In the fifth round Aroldis Chapman is moving up as fantasy owners are looking for sure things at closer. There are so many unsettled bullpens that we may see the top five or six relief options move up even higher over the next month in response. It isn’t clear why Hyun Jin Ryu is dropping, but there may be some concern about whether he can be counted on for a full 180-plus inning workload. He tends to wear down as the season moves along, and this may partly explain his sparkling 2.69 ERA and 1.15 WHIP in the shortened 2020 season. Nevertheless, I don’t expect Ryu to fall much further as the emphasis on starting pitching should keep him solidly in the fifth round.
Yordan Alvarez underwent arthroscopic surgery on both knees in late August, and this ADP decline reflects the uncertainty about his readiness for spring training. Similarly, Dinelson Lamet underwent platelet-rich plasma therapy during the offseason as he recovers from a last year’s elbow injury.

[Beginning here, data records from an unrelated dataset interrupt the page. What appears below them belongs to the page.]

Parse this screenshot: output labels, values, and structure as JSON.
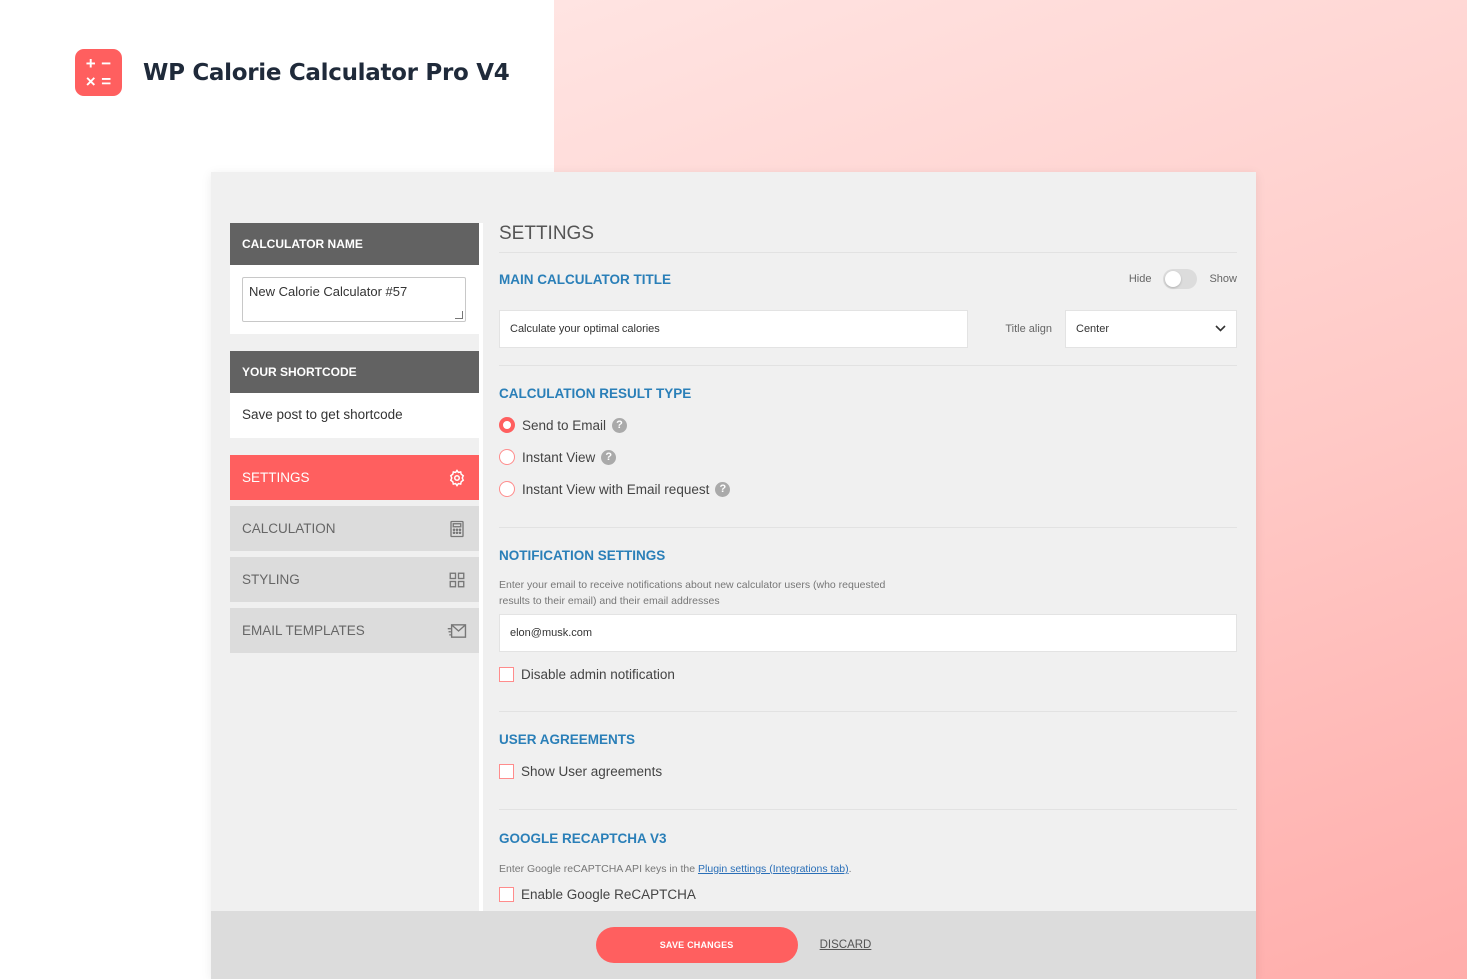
{
  "brand": {
    "title": "WP Calorie Calculator Pro V4",
    "logo_icon": "calculator-icon",
    "logo_color": "#ff5f5f"
  },
  "sidebar": {
    "calculator_name_header": "CALCULATOR NAME",
    "calculator_name_value": "New Calorie Calculator #57",
    "shortcode_header": "YOUR SHORTCODE",
    "shortcode_text": "Save post to get shortcode",
    "nav": [
      {
        "label": "SETTINGS",
        "icon": "gear-icon",
        "active": true
      },
      {
        "label": "CALCULATION",
        "icon": "calculator-icon",
        "active": false
      },
      {
        "label": "STYLING",
        "icon": "grid-icon",
        "active": false
      },
      {
        "label": "EMAIL TEMPLATES",
        "icon": "email-icon",
        "active": false
      }
    ]
  },
  "main": {
    "title": "SETTINGS",
    "main_title_section": {
      "title": "MAIN CALCULATOR TITLE",
      "hide_label": "Hide",
      "show_label": "Show",
      "title_value": "Calculate your optimal calories",
      "align_label": "Title align",
      "align_value": "Center"
    },
    "result_type": {
      "title": "CALCULATION RESULT TYPE",
      "options": [
        {
          "label": "Send to Email",
          "selected": true
        },
        {
          "label": "Instant View",
          "selected": false
        },
        {
          "label": "Instant View with Email request",
          "selected": false
        }
      ]
    },
    "notification": {
      "title": "NOTIFICATION SETTINGS",
      "description_line1": "Enter your email to receive notifications about new calculator users (who requested",
      "description_line2": "results to their email) and their email addresses",
      "email_value": "elon@musk.com",
      "disable_label": "Disable admin notification"
    },
    "agreements": {
      "title": "USER AGREEMENTS",
      "show_label": "Show User agreements"
    },
    "recaptcha": {
      "title": "GOOGLE RECAPTCHA V3",
      "description_prefix": "Enter Google reCAPTCHA API keys in the ",
      "description_link": "Plugin settings (Integrations tab)",
      "description_suffix": ".",
      "enable_label": "Enable Google ReCAPTCHA"
    }
  },
  "footer": {
    "save_label": "SAVE CHANGES",
    "discard_label": "DISCARD"
  },
  "colors": {
    "accent": "#ff5f5f",
    "section_title": "#2a7fb8",
    "header_gray": "#626262"
  }
}
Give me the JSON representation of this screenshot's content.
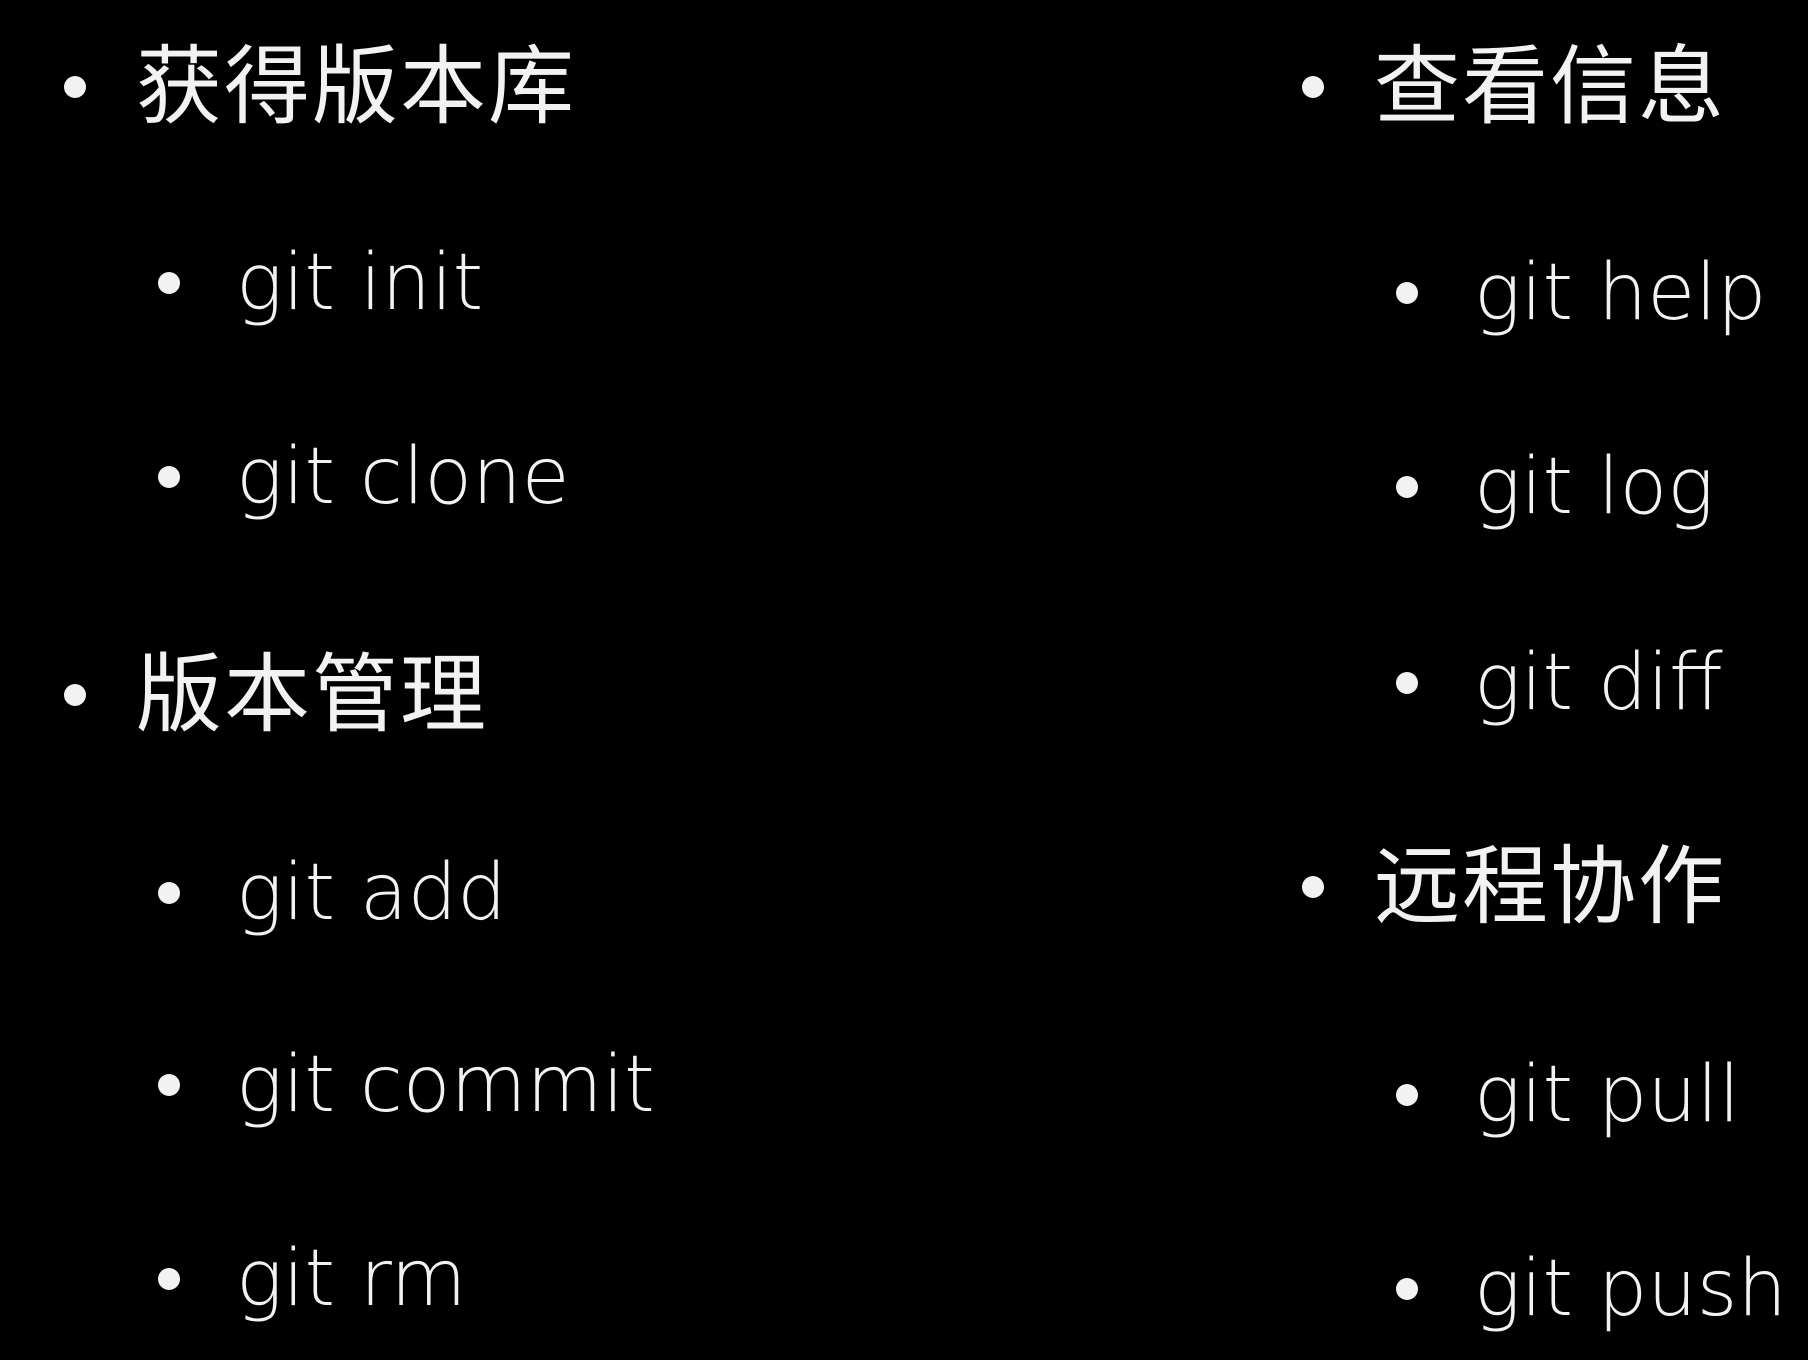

It would appear that he's progressing, but he remains a big injury risk for 2021. The Padres' multiple rotation additions also seem to indicate that they are not confident in Lamet's health.
Anthony Rizzo may be dropping in NFBC drafts as the Cubs appear to be offloading parts and may be less competitive in 2021. Brad Hand signed with the Nationals on Jan. 24, so his situation has markedly improved, plus the closer inflation that helped Ryan Pressly’s ADP is also supporting a move upward for Hand. Finally, fantasy owners are very interested to see if the Padres can unlock more potential from Joe Musgrove after trading for him on Jan. 18. It will cost owners a round eight pick to find out, up from round nine a couple of weeks ago when he was a member of the Pirates.
Tommy Pham’s market is a little softer as it seems that the Padres have lots of outfield options. In addition, he is still recovering from a couple of offseason surgeries so until he reports for spring training there is a lack of clarity about his exact readiness. Tommy Edman should play regularly, but he is coming off a lackluster 2020 campaign in which he generated a .685 OPS. Marcus Semien, of course, agreed to a one-year contract with Toronto on Jan. 26, and this has boosted his stock as a member of a stronger lineup.
Kirby Yates also signed with the Blue Jays on Jan. 19, powering him up the ranks from a round 15 speculative selection to a solid tenth round pick. He would have moved even higher but there are still worries about his health following August elbow surgery. If he proves he is ready during spring training, expect another jump up of a round or two. Josh Bell also moved up following his trade to the Nationals from Pittsburgh on Dec. 24. Bell struggled in 2020 with a .669 OPS, but he should be the clear starter at first base in Washington in 2021.